Educational Equity Statement

Penn State takes great pride to foster a diverse and inclusive environment for students, faculty, and staff. Acts of intolerance, discrimination, or harassment due to age, ancestry, color, disability, gender, gender identity, national origin, race, religious belief, sexual orientation, or veteran status are not tolerated and can be reported through Educational Equity at the Report Bias webpage.

Copyright Notice

All course materials students receive or to which students have online access are protected by copyright laws. Students may use course materials and make copies for their own use as needed, but unauthorized distribution and/or uploading of materials without the instructor's express permission is strictly prohibited. University Policy AD 40, the University Policy Recording of Classroom Activities and Note Taking Services addresses this issue. Students who engage in the unauthorized distribution of copyrighted materials may be held in violation of the University's Code of Conduct, and/or liable under Federal and State laws.

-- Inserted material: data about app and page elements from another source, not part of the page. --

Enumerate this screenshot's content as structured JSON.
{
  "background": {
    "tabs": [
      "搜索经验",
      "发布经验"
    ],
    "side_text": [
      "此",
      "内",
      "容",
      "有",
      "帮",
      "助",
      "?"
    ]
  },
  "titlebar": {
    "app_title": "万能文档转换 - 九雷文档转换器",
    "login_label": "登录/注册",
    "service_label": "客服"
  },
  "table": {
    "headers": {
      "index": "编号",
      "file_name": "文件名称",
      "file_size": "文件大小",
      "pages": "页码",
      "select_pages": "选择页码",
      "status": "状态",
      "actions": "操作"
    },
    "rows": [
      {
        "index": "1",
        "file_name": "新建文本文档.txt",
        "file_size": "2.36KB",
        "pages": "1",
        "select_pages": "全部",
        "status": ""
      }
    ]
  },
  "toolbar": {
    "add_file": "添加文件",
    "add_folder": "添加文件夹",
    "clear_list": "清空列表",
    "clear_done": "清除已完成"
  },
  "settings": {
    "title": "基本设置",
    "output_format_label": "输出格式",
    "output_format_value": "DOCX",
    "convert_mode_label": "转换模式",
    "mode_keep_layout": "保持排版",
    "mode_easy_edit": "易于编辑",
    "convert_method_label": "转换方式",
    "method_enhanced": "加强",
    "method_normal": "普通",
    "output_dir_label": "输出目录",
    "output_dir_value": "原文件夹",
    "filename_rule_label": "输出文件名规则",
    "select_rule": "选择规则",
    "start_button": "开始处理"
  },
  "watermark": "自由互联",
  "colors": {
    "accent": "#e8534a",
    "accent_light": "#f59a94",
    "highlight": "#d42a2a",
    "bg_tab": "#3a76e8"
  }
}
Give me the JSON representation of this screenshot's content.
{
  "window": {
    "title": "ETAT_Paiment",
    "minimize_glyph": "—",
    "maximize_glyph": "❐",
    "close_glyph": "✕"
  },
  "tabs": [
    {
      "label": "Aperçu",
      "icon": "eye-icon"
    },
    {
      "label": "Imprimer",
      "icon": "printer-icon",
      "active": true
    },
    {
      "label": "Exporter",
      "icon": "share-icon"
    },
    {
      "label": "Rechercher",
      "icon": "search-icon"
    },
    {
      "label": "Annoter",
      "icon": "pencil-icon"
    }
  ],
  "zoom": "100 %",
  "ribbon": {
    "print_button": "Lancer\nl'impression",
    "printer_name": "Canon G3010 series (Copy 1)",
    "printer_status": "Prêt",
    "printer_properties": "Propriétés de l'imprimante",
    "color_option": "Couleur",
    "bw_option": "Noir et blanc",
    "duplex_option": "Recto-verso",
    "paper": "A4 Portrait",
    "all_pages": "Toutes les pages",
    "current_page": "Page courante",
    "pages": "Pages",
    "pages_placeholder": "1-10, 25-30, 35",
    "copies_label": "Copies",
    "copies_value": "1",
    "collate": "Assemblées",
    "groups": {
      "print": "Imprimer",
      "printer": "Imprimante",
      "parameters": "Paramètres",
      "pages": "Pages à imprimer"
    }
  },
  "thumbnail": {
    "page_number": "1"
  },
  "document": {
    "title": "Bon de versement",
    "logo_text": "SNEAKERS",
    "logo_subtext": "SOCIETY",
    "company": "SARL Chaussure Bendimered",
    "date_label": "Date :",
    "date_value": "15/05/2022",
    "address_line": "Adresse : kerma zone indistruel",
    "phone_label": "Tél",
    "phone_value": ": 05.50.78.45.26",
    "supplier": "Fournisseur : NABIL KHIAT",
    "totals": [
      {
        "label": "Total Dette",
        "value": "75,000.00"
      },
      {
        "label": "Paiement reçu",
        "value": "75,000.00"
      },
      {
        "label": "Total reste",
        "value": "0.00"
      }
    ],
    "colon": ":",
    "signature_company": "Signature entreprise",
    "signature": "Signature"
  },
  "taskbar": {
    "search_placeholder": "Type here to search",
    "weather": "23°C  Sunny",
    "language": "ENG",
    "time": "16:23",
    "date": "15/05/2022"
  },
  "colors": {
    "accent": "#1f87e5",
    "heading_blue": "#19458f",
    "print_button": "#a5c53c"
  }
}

Counseling and Psychological Services (CAPS)

Many students at Penn State face personal challenges or have psychological needs that may interfere with interfere with their academic progress, social development, or emotional wellbeing. The university offers a variety of confidential services to help you through difficult times, including individual and group counseling, crisis intervention, consultations, online chats, and mental health screenings. These services are provided by staff who welcome all students and embrace a philosophy respectful of clients’ cultural and religious backgrounds, and sensitive to differences in race, ability, gender identity and sexual orientation.

Counseling and Psychological Services (CAPS)
Penn State Crisis Line (24 hours/7 days/week)
Crisis Text Line (24 hours/7 days/week)
Mental Health Services

(814) 863-0395
(877) 229-6400
Text LIONS to 741741

Accommodations for Persons with Disabilities

Penn State welcomes students with disabilities into the University's educational programs. Every Penn State campus has an office for students with disabilities. The Student Disability Resources Web site provides contact information for every Penn State campus. For further information, please visit the Student Disability Resources Web site.

In order to receive consideration for reasonable accommodations, you must contact the appropriate disability services office at the campus where you are officially enrolled, participate in an intake interview, and provide documentation. If the documentation supports your request for reasonable accommodations, your campus's disability services office will provide you with an accommodation letter. Please share this letter with your instructors and discuss the accommodations with them as early in your courses as possible. You must follow this process for every semester that you request accommodations.

Accommodations for Military Personnel

Veterans and currently serving military personnel and/or spouses with unique circumstances (e.g., upcoming deployments, drill/duty requirements, disabilities, VA appointments, etc.) are welcome and encouraged to communicate these, in advance if possible, to the instructor in the case that special arrangements need to be made.

Use of Trade Names

Where trade names are used, no discrimination is intended and no endorsement by the World Campus, Outreach and Cooperative Extension, the College of Agricultural Sciences, or The Pennsylvania State University is implied.

Subject to Change Statement

Please note that this Course Syllabus is subject to change. Students are responsible for abiding by such changes.